Last year, the Naval Academy made two distinct changes in how it operates—one that’s a natural progression in cyberwarfare, the other a clear response to how thoroughly we rely on that technology.
“First, they’ve created a cyberwarfare center and created the first class of midshipmen who will be cybersecurity majors,” cybersecurity and military expert Peter W. Singer recently told me. “Second, they required that every midshipman learn how to do celestial navigation like they did back in the 1700s. We’re preparing both for a world of cyberwarfare and, ‘oh my goodness, what if I have to go back to navigating by the stars?’”
Singer and his coauthor August Cole explore that curious dichotomy in Ghost Fleet, a novel that rings as a startlingly plausible look at what would happen if the United States and China truly went to war.
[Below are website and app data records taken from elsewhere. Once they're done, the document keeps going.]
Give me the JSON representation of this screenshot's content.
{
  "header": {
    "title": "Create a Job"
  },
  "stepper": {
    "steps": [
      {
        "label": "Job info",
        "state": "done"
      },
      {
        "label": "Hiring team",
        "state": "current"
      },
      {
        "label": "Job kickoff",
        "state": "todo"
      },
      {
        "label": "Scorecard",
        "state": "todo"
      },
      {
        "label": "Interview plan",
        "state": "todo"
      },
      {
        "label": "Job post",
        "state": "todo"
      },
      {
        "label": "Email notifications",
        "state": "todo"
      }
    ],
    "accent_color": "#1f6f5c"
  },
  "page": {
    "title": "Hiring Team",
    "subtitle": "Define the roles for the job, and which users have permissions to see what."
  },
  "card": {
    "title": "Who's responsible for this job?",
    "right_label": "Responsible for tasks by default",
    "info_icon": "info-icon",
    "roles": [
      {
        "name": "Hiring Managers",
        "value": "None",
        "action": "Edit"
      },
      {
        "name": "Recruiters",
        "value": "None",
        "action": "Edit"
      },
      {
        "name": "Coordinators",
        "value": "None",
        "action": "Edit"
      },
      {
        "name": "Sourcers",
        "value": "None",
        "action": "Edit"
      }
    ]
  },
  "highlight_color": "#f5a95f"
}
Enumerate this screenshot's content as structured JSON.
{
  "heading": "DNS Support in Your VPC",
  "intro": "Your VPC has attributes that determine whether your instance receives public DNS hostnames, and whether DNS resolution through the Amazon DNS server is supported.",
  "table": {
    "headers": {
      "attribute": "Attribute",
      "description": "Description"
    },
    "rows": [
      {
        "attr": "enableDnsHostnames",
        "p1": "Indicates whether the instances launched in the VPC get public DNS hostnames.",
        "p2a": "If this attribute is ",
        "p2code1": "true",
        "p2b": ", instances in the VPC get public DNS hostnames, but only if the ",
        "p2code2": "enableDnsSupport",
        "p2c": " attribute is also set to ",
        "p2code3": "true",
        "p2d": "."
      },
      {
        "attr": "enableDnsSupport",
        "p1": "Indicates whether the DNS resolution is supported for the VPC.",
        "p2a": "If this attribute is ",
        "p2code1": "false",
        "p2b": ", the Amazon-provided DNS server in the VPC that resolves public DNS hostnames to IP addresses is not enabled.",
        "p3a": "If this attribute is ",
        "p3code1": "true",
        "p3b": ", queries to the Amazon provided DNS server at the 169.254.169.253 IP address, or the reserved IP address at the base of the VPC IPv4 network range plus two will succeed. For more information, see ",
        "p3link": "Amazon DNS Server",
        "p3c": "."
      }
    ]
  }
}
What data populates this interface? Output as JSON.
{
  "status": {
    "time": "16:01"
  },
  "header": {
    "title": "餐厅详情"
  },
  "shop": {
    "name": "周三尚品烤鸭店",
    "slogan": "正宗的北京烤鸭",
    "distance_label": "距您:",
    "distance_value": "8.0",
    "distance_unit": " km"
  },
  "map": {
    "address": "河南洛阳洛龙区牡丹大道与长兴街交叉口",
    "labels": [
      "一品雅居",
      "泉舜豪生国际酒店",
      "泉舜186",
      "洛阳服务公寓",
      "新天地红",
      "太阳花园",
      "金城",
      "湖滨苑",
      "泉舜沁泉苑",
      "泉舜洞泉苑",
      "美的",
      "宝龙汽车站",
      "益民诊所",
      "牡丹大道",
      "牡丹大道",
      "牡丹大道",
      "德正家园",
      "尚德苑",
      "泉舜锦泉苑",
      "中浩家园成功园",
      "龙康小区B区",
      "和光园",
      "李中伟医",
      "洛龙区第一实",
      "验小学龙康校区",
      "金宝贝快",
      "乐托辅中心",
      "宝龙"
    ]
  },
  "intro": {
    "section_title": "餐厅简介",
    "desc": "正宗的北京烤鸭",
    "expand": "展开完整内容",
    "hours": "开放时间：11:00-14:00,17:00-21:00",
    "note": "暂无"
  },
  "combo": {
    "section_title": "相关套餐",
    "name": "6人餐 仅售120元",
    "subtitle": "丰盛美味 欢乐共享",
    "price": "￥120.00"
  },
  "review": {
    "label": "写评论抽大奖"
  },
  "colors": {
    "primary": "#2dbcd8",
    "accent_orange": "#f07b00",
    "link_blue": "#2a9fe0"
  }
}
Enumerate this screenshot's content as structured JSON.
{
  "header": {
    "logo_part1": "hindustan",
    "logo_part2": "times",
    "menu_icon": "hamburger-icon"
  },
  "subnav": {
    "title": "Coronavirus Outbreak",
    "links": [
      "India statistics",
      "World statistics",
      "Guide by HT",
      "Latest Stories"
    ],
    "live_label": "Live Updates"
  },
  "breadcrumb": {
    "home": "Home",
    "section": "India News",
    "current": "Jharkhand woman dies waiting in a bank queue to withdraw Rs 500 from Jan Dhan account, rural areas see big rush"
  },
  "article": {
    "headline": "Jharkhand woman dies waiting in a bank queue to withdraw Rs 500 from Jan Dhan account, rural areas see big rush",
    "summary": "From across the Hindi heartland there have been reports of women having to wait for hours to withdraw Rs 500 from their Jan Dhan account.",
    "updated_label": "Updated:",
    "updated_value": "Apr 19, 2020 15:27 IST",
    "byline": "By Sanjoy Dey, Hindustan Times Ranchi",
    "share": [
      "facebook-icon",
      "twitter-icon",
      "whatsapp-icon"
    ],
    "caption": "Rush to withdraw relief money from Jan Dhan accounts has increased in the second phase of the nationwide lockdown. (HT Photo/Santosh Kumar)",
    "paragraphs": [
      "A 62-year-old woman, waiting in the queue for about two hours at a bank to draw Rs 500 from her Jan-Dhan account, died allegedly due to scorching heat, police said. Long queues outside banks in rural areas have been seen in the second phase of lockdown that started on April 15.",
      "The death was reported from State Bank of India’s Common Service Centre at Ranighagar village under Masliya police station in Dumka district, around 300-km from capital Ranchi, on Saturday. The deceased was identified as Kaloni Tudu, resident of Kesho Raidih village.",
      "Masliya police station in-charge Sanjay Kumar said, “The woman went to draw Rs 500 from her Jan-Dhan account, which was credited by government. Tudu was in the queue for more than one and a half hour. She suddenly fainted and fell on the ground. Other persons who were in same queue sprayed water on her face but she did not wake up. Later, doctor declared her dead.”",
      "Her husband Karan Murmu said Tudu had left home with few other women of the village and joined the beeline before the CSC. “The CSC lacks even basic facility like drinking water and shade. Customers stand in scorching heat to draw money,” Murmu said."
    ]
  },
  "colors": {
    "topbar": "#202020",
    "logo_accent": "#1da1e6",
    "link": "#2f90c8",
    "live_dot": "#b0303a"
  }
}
When we talk about future wars now, we talk about drones and robots, enhanced soldiers, hacking and space capabilities, terrorism and insurgency. And all of those aspects of war are in Ghost Fleet, but unless you’ve thought deeply about how these complicated parts would play together, you’re probably imagining something totally different than what these authors came up with. I know I was.